Start of Provided information
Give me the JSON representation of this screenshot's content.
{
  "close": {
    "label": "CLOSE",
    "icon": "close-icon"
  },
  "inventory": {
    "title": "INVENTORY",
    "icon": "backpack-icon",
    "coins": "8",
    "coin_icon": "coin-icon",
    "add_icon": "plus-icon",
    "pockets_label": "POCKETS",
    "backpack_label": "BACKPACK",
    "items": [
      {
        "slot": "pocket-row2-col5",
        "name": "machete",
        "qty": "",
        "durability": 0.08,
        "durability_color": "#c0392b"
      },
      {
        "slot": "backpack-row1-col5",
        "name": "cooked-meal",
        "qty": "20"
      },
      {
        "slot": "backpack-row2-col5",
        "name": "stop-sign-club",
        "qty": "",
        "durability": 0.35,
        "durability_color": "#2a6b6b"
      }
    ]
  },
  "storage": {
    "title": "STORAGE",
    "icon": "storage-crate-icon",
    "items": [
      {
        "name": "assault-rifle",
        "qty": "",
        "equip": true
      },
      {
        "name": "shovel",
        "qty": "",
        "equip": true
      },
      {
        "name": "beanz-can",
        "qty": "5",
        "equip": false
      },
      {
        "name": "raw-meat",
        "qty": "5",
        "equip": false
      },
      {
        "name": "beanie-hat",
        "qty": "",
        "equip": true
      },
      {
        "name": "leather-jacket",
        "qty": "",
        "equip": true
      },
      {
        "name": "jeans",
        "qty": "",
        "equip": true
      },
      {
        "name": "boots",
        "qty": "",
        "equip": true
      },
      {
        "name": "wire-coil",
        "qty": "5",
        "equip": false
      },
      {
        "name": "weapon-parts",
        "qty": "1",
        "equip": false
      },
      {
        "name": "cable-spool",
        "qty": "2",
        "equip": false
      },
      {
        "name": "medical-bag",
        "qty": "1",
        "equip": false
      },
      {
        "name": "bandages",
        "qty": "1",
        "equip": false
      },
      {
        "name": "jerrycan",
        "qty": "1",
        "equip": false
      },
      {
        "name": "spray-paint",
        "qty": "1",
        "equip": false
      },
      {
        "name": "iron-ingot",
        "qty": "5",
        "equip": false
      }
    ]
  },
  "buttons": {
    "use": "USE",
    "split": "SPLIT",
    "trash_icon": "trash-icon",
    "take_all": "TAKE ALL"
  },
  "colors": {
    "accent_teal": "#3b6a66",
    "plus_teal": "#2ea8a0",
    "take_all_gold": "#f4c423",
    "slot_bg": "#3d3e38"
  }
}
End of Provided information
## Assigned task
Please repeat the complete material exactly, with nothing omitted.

## Completed task
Give me the JSON representation of this screenshot's content.
{
  "close": {
    "label": "CLOSE",
    "icon": "close-icon"
  },
  "inventory": {
    "title": "INVENTORY",
    "icon": "backpack-icon",
    "coins": "8",
    "coin_icon": "coin-icon",
    "add_icon": "plus-icon",
    "pockets_label": "POCKETS",
    "backpack_label": "BACKPACK",
    "items": [
      {
        "slot": "pocket-row2-col5",
        "name": "machete",
        "qty": "",
        "durability": 0.08,
        "durability_color": "#c0392b"
      },
      {
        "slot": "backpack-row1-col5",
        "name": "cooked-meal",
        "qty": "20"
      },
      {
        "slot": "backpack-row2-col5",
        "name": "stop-sign-club",
        "qty": "",
        "durability": 0.35,
        "durability_color": "#2a6b6b"
      }
    ]
  },
  "storage": {
    "title": "STORAGE",
    "icon": "storage-crate-icon",
    "items": [
      {
        "name": "assault-rifle",
        "qty": "",
        "equip": true
      },
      {
        "name": "shovel",
        "qty": "",
        "equip": true
      },
      {
        "name": "beanz-can",
        "qty": "5",
        "equip": false
      },
      {
        "name": "raw-meat",
        "qty": "5",
        "equip": false
      },
      {
        "name": "beanie-hat",
        "qty": "",
        "equip": true
      },
      {
        "name": "leather-jacket",
        "qty": "",
        "equip": true
      },
      {
        "name": "jeans",
        "qty": "",
        "equip": true
      },
      {
        "name": "boots",
        "qty": "",
        "equip": true
      },
      {
        "name": "wire-coil",
        "qty": "5",
        "equip": false
      },
      {
        "name": "weapon-parts",
        "qty": "1",
        "equip": false
      },
      {
        "name": "cable-spool",
        "qty": "2",
        "equip": false
      },
      {
        "name": "medical-bag",
        "qty": "1",
        "equip": false
      },
      {
        "name": "bandages",
        "qty": "1",
        "equip": false
      },
      {
        "name": "jerrycan",
        "qty": "1",
        "equip": false
      },
      {
        "name": "spray-paint",
        "qty": "1",
        "equip": false
      },
      {
        "name": "iron-ingot",
        "qty": "5",
        "equip": false
      }
    ]
  },
  "buttons": {
    "use": "USE",
    "split": "SPLIT",
    "trash_icon": "trash-icon",
    "take_all": "TAKE ALL"
  },
  "colors": {
    "accent_teal": "#3b6a66",
    "plus_teal": "#2ea8a0",
    "take_all_gold": "#f4c423",
    "slot_bg": "#3d3e38"
  }
}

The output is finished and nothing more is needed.